So in the period of almost a month, John Chow sent me 284 visitors and DownloadSquad sent 418. The 284 visitors from John Chow cost $125. The DownloadSquad traffic was free.
Oh and the traffic from JohnChow was probably overstated slightly because I also comment on his site, so some of the visitors could have been from my comments. (Right now I’m listed in his top commentators links because on a whim I decided to see what type of traffic that would produce–not much.)
Now there were some differences in the traffic, John’s readers visited an average of 2.5 pages each visit. DownloadSquad readers only visited 1.3. However the real thing that would matter is conversions–how many people decided to review my site and enter the contest. I don’t know exactly where everyone came from, but it wasn’t many.
The contest hasn’t taken off as I had hoped, but that is ok because I’m using the data to help me refine the way I do contests. I was hoping for John’s review to spark a bunch of reviews in his readers. I think I made a mistake in matching my contest to my audience. John Chow readers do have blogs, but are focused on making money online. They are not necessarily writers, so a contest that is based on their writing skills isn’t necessarily appealing to them. They think “others can write better reviews than me, I shouldn’t even try.” A contest that targets their linking “skills” would probably be more appealing and attract a larger audience.
I am considering modifying the contest to try to make it rely less on quality writing to see if that helps. (The contest lets me change the terms if we haven’t reached 150 reviews by the end of the month.) I’m also working on getting some traffic from a larger blog that seems to cater more to people who like to write.
Now don’t get me wrong. I’m not complaining about John’s review. He did a good job. I’ve just learned a little more about how to refine my audience targeting and I’d rather do that with a $125 investment than a $5000 one.
John is very good at marketing. He is pushing the fact that he is in the top 100 of Technorati as making a link from his blog very valuable. I guess it might be if you have a brand new PR 0 site, but even with a link on his sidebar today sent me only 14 visitors (so far it is 9pm). This is the same number of visitors I received from a small blog I’ve never heard of that happened (and definitely isn’t in the Technorati 100) to linked to one of my stories this morning.
John’s expertise is at trading people something that costs him very little in exchange for something that is worth a lot to him. For example, putting the top commentators on his blog is pretty inexpensive. He markets it as something that really helps the bloggers promote their own blogs. For him, it keeps people rabidly commenting on his posts. (I know because I sat down and wrote about 75 comments yesterday evening just to see how much traffic it would send.)
Basically what John has done is created all the impressions of where he wants to be:
- Reviews and links from a bunch of different blogs – by offering a “valuable” link back in one of his posts.

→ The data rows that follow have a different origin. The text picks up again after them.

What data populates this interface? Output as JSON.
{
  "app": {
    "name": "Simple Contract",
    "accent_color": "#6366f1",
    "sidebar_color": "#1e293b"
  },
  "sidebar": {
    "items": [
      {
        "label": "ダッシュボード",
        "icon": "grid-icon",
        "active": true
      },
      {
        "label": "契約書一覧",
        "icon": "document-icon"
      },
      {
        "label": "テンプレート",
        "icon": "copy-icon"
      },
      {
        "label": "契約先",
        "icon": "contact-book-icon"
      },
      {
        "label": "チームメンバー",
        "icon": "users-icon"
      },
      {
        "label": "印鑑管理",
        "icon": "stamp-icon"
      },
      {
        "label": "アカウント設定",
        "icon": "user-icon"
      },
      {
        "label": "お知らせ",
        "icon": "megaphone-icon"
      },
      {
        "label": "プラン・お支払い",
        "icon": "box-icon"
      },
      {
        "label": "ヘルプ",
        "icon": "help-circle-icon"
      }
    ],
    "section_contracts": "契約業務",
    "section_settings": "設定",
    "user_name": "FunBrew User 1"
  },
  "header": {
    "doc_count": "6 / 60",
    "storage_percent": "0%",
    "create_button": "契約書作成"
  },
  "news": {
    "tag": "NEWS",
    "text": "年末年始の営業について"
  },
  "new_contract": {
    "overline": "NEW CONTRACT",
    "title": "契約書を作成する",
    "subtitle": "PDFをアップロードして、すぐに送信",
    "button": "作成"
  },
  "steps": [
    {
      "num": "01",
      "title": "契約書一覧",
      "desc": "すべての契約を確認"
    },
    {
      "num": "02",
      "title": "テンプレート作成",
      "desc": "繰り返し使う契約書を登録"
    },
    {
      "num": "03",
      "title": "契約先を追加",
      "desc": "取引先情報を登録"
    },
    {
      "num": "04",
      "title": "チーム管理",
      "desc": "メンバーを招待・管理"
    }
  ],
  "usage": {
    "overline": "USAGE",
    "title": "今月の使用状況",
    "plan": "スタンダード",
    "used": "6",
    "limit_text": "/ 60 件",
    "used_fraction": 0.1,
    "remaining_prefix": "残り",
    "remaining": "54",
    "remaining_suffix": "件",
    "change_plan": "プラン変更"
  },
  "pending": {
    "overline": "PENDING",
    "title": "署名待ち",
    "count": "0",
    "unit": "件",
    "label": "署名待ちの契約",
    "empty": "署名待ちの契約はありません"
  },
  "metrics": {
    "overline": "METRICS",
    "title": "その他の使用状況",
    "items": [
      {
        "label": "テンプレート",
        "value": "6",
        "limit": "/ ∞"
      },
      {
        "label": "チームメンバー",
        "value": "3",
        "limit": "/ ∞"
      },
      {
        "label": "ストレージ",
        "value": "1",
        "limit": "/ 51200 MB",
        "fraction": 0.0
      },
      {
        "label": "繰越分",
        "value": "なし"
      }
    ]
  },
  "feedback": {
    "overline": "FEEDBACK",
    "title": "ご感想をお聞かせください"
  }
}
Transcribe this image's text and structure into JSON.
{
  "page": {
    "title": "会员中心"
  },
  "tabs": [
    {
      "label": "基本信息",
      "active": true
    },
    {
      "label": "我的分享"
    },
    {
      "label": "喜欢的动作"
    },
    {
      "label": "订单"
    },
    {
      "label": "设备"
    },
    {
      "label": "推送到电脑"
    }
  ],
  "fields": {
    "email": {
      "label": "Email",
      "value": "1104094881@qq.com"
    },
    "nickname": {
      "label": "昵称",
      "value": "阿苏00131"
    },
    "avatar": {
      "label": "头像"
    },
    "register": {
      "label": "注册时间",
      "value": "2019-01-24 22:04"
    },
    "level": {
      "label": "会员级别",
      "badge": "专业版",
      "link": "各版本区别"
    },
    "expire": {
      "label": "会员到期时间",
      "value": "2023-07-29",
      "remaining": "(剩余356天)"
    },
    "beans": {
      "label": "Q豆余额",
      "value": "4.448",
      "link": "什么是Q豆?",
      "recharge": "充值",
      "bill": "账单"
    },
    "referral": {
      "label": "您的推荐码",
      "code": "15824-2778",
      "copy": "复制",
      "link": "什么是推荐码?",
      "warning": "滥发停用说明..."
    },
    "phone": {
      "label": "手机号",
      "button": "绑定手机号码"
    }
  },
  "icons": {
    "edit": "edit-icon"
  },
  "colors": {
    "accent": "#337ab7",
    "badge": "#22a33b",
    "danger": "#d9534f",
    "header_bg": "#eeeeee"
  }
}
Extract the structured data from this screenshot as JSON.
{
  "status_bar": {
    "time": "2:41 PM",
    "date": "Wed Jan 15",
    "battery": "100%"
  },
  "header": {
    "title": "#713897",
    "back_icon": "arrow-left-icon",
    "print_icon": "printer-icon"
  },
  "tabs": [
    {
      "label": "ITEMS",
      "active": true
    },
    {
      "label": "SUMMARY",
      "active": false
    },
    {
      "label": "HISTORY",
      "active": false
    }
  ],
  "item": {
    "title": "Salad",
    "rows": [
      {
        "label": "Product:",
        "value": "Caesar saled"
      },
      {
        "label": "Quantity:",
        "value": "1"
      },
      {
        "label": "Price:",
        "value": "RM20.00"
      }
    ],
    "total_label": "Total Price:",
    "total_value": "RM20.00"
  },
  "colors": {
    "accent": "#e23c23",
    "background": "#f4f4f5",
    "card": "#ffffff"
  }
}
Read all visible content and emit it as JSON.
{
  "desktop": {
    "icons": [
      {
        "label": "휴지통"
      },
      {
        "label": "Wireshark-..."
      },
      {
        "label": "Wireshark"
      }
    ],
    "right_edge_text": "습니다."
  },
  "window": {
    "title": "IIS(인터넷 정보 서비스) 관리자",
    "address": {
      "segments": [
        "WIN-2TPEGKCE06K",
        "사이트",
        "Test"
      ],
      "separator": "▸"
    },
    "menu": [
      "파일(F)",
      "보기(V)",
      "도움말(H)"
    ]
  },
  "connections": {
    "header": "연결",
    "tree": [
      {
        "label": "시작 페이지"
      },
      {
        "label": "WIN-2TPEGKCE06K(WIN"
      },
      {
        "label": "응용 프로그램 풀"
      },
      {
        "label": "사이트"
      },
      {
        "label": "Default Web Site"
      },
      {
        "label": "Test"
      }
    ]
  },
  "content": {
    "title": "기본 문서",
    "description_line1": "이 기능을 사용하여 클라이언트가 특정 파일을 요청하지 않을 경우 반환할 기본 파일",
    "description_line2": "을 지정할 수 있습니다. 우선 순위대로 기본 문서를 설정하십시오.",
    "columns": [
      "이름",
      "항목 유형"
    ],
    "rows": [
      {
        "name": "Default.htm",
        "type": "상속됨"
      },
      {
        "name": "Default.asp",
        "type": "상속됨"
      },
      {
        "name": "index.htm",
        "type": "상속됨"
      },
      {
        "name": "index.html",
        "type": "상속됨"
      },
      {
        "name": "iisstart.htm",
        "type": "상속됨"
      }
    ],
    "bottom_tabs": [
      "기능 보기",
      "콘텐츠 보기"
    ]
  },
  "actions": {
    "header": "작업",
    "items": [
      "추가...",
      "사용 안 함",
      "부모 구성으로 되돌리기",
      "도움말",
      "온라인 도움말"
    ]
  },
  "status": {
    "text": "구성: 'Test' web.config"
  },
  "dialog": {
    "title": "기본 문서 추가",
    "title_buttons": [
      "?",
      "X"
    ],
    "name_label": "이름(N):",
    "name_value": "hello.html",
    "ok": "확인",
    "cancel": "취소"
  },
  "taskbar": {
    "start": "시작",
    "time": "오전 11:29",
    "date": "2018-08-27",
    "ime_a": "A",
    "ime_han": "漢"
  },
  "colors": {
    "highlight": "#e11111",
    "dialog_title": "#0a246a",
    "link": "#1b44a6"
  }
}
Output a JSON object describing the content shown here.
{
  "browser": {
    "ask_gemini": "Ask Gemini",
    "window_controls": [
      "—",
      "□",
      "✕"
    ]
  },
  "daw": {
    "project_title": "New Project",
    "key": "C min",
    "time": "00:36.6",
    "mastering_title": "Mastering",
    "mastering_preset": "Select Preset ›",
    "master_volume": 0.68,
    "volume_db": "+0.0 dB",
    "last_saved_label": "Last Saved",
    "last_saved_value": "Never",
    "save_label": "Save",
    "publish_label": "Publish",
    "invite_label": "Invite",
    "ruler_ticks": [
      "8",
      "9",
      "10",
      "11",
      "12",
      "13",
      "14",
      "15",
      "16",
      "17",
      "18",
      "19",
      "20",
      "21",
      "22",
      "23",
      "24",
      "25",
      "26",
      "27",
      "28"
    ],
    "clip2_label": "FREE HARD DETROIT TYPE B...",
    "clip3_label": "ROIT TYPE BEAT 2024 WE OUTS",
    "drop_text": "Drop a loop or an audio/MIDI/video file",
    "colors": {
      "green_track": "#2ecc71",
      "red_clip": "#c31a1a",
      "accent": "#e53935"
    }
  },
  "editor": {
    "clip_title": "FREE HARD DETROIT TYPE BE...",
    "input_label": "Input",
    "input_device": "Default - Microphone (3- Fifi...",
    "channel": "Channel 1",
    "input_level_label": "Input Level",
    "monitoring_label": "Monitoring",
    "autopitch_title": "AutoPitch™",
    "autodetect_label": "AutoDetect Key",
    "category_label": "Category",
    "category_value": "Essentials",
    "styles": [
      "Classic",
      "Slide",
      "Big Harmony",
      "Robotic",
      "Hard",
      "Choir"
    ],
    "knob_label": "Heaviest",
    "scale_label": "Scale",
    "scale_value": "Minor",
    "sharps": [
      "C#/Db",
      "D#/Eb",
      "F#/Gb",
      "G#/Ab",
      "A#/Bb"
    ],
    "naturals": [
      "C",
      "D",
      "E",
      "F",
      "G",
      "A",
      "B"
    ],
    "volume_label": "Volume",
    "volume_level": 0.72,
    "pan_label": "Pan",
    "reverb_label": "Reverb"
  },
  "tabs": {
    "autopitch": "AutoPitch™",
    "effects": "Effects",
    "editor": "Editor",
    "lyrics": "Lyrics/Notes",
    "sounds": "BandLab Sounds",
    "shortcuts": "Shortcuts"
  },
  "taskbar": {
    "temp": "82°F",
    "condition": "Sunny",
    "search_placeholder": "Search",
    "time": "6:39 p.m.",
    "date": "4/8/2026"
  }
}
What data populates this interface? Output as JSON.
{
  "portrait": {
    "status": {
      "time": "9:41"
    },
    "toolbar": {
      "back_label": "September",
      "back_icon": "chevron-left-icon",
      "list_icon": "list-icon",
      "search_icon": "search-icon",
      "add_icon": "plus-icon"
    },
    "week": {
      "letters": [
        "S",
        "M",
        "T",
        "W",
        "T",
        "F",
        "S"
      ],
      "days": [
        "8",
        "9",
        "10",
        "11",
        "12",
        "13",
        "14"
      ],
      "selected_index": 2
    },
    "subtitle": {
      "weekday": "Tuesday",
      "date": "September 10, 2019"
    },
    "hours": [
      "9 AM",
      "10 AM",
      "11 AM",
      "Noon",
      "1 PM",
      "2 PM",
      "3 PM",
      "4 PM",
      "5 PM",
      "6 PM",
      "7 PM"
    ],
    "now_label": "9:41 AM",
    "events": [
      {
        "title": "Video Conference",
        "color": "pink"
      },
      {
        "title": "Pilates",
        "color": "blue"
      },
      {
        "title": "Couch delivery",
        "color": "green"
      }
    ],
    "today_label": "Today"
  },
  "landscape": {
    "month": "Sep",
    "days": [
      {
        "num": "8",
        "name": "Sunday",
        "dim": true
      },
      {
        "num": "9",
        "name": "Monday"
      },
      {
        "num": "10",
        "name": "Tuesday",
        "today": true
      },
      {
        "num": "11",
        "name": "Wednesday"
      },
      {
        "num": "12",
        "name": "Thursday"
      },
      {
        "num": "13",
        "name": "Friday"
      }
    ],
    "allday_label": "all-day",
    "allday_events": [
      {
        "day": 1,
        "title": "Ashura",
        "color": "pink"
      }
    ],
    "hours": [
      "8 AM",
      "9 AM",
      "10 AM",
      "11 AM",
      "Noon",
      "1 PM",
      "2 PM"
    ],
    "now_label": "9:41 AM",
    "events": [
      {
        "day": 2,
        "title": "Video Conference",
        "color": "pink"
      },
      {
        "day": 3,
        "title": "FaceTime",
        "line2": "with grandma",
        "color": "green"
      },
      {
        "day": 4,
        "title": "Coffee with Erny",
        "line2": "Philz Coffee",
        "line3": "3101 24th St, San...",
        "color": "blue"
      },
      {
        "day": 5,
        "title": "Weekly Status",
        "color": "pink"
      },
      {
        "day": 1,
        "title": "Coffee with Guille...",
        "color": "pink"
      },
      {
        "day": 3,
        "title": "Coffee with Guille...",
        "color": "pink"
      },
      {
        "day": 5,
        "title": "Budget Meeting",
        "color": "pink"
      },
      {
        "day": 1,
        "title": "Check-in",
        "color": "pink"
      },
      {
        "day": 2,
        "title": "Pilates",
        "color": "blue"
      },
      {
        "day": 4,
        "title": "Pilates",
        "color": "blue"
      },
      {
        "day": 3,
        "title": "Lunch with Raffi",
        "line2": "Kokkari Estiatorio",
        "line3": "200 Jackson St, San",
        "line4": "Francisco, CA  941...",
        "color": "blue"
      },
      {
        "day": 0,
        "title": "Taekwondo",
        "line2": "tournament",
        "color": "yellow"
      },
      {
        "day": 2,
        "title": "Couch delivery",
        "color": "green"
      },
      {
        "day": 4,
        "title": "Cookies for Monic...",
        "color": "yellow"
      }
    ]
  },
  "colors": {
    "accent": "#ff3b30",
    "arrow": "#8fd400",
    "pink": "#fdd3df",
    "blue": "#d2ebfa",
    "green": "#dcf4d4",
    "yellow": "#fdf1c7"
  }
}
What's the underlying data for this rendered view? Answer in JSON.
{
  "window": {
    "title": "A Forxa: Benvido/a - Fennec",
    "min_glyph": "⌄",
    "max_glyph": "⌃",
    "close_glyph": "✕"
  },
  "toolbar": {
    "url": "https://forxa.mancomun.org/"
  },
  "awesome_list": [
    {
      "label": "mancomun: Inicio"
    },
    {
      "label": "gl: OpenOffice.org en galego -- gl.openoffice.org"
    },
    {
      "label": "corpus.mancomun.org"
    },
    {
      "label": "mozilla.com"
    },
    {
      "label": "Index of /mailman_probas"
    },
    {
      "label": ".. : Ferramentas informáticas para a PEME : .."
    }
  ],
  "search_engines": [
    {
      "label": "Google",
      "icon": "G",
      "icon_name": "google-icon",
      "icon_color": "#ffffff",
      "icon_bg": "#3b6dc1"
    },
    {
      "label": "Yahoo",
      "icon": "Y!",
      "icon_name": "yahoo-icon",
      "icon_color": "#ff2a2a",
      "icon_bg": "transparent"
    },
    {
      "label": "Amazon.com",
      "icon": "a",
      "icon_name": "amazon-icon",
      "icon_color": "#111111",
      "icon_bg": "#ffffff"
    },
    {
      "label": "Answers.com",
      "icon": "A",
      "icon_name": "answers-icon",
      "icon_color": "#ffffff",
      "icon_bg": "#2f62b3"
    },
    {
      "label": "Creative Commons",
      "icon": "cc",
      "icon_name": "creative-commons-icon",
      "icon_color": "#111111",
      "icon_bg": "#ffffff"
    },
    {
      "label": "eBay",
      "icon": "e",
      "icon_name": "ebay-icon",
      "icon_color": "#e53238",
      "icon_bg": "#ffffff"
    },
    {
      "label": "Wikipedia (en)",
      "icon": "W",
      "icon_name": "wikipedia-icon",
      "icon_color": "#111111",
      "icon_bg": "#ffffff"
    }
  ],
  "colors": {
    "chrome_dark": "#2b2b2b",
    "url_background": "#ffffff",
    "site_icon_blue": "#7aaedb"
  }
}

- Massive amounts of comments – by offering a “valuable” link in the sidebar.
- Being listed as a top 100 blog – by getting incoming links and manipulating Technorati. I would expect a top 100 blog to have more than 3779 RSS readers.
By creating an image of what he wants his blog to be, he will probably achieve it. He likes to call this “being evil”, I would call it “being smart”. I see people on his blog moaning that they don’t have the money to pay John for a review ($500 as we speak) because they think it would really help their blog take off. It probably wouldn’t. They can get more traffic just by being quick to comment on Dugg stories.
So what do I think of my $125 investment in a John Chow review? From a traffic standpoint it was a flop. From a conversion standpoint it was a flop. From an educational standpoint, it was a bargain.
By the way, if you are interested in an iPod Shuffle, you should consider entering the contest.